A stroke can have a profound effect on a person's vision, balance, memory, and cognition. It can also cause complications, such as pain and muscle spasms. If you are caring for a loved one who is recovering from a stroke, here are some key things to remember to help you keep his or her recovery on track.
Be Patient with Other Caregivers
During your loved one's recovery, several friends and family members may want to help care for him or her. It is important that you try to be patient with the other caregivers. Impatience can not only be stressful to the other caregivers, but also your loved one.
Many of your loved one's friends and family are most likely learning the skills needed as they are assisting. As a result, some days might be rougher than others. Try to remember that over time, their skills and level of help will improve.
Encourage Participation in a Recovery Program
Regular assessments by your loved one's doctor are important, but your loved one will need far more than the help of the family doctor to recover. As part of his or her recovery, encourage your loved one to participate in a recovery program that includes rehabilitation with professionals, such as a physical therapist, speech therapist, and occupational therapist.
Rehabilitation plays a major role in helping your loved one re-learn skills, such as speech, walking, and memory. The providers will work together to create a program that is specifically designed to his or her needs. You may want to investigate websites of local specialists, such as http://www.nrothandrehab.com, to determine which is the best option. Stay engaged with your loved one's doctors and specialists so that you can help him or her stay on track.
Know the Signs of Depression
Unfortunately, one of the conditions that can result from a stroke is depression. Depression not only impacts your loved one's mental health, but it can impact his or her physical recovery. Major depression can leave your loved one unwilling to attend recovery and affect how much of an effort he or she is willing to exert.
Study the signs of depression with your family and anyone else who is involved in caring for your loved one. If you or your family notice the early warning signs in your loved one's behavior, seek medical attention immediately. Talking to a therapist can oftentimes be the help he or she needs to overcome depression.
Risk factors, such as stress and being overweight, can possibly result in another stroke. To avoid complicating your loved one's recovery with the occurrence of another stroke, encourage him or her to get active. By being active, he or she can alleviate stress and help keep his or her weight under control.

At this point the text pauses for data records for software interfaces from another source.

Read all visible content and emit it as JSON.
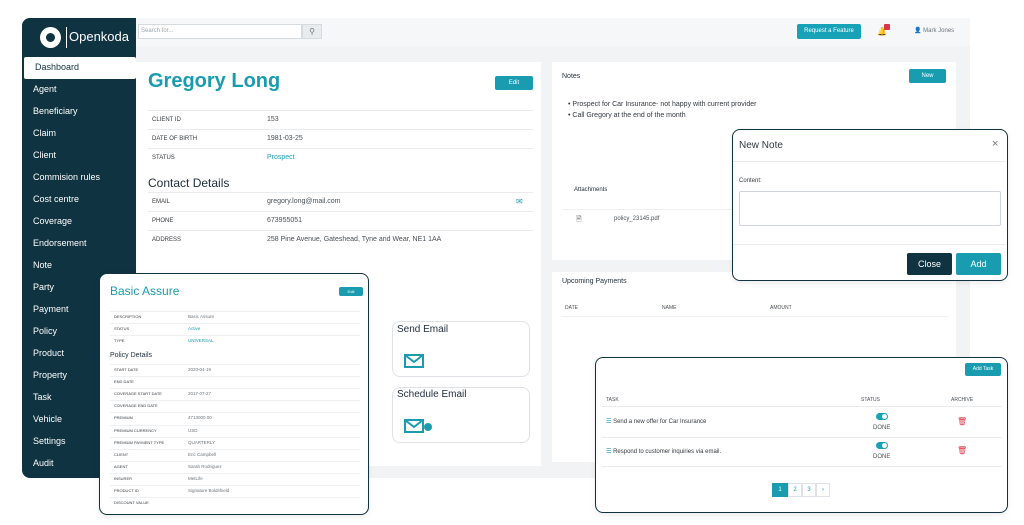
{
  "brand": {
    "name": "Openkoda"
  },
  "topbar": {
    "search_placeholder": "Search for...",
    "search_icon": "search-icon",
    "feature_button": "Request a Feature",
    "user_name": "Mark Jones"
  },
  "sidebar": {
    "items": [
      "Dashboard",
      "Agent",
      "Beneficiary",
      "Claim",
      "Client",
      "Commision rules",
      "Cost centre",
      "Coverage",
      "Endorsement",
      "Note",
      "Party",
      "Payment",
      "Policy",
      "Product",
      "Property",
      "Task",
      "Vehicle",
      "Settings",
      "Audit"
    ],
    "active": "Dashboard"
  },
  "client": {
    "name": "Gregory Long",
    "edit_label": "Edit",
    "fields": [
      {
        "label": "CLIENT ID",
        "value": "153"
      },
      {
        "label": "DATE OF BIRTH",
        "value": "1981-03-25"
      },
      {
        "label": "STATUS",
        "value": "Prospect"
      }
    ],
    "contact_title": "Contact Details",
    "contact": [
      {
        "label": "EMAIL",
        "value": "gregory.long@mail.com"
      },
      {
        "label": "PHONE",
        "value": "673955051"
      },
      {
        "label": "ADDRESS",
        "value": "258 Pine Avenue, Gateshead, Tyne and Wear, NE1 1AA"
      }
    ]
  },
  "notes": {
    "title": "Notes",
    "new_label": "New",
    "items": [
      "Prospect for Car Insurance- not happy with current provider",
      "Call Gregory at the end of the month"
    ],
    "attachments_title": "Attachments",
    "attachment_file": "policy_23145.pdf"
  },
  "new_note_modal": {
    "title": "New Note",
    "close_x": "×",
    "content_label": "Content:",
    "close_button": "Close",
    "add_button": "Add"
  },
  "payments": {
    "title": "Upcoming Payments",
    "columns": [
      "DATE",
      "NAME",
      "AMOUNT"
    ]
  },
  "email_cards": {
    "send_email": "Send Email",
    "schedule_email": "Schedule Email"
  },
  "policy": {
    "title": "Basic Assure",
    "edit_label": "Edit",
    "fields": [
      {
        "label": "DESCRIPTION",
        "value": "Basic Assure"
      },
      {
        "label": "STATUS",
        "value": "Active"
      },
      {
        "label": "TYPE",
        "value": "UNIVERSAL"
      }
    ],
    "details_title": "Policy Details",
    "details": [
      {
        "label": "START DATE",
        "value": "2020-04-19"
      },
      {
        "label": "END DATE",
        "value": ""
      },
      {
        "label": "COVERAGE START DATE",
        "value": "2017-07-27"
      },
      {
        "label": "COVERAGE END DATE",
        "value": ""
      },
      {
        "label": "PREMIUM",
        "value": "4713000.00"
      },
      {
        "label": "PREMIUM CURRENCY",
        "value": "USD"
      },
      {
        "label": "PREMIUM PAYMENT TYPE",
        "value": "QUARTERLY"
      },
      {
        "label": "CLIENT",
        "value": "Eric Campbell"
      },
      {
        "label": "AGENT",
        "value": "Sarah Rodriguez"
      },
      {
        "label": "INSURER",
        "value": "MetLife"
      },
      {
        "label": "PRODUCT ID",
        "value": "Signature Boldshield"
      },
      {
        "label": "DISCOUNT VALUE",
        "value": ""
      }
    ]
  },
  "tasks": {
    "add_label": "Add Task",
    "columns": [
      "TASK",
      "STATUS",
      "ARCHIVE"
    ],
    "rows": [
      {
        "task": "Send a new offer for Car Insurance",
        "status": "DONE"
      },
      {
        "task": "Respond to customer inquiries via email.",
        "status": "DONE"
      }
    ],
    "pages": [
      "1",
      "2",
      "3",
      "›"
    ]
  }
}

Consult with your loved one's therapist and other medical care providers to learn other ways that you can help with the recovery effort. By working with various medical care providers, you can ensure that you are doing everything possible to help your loved one get better.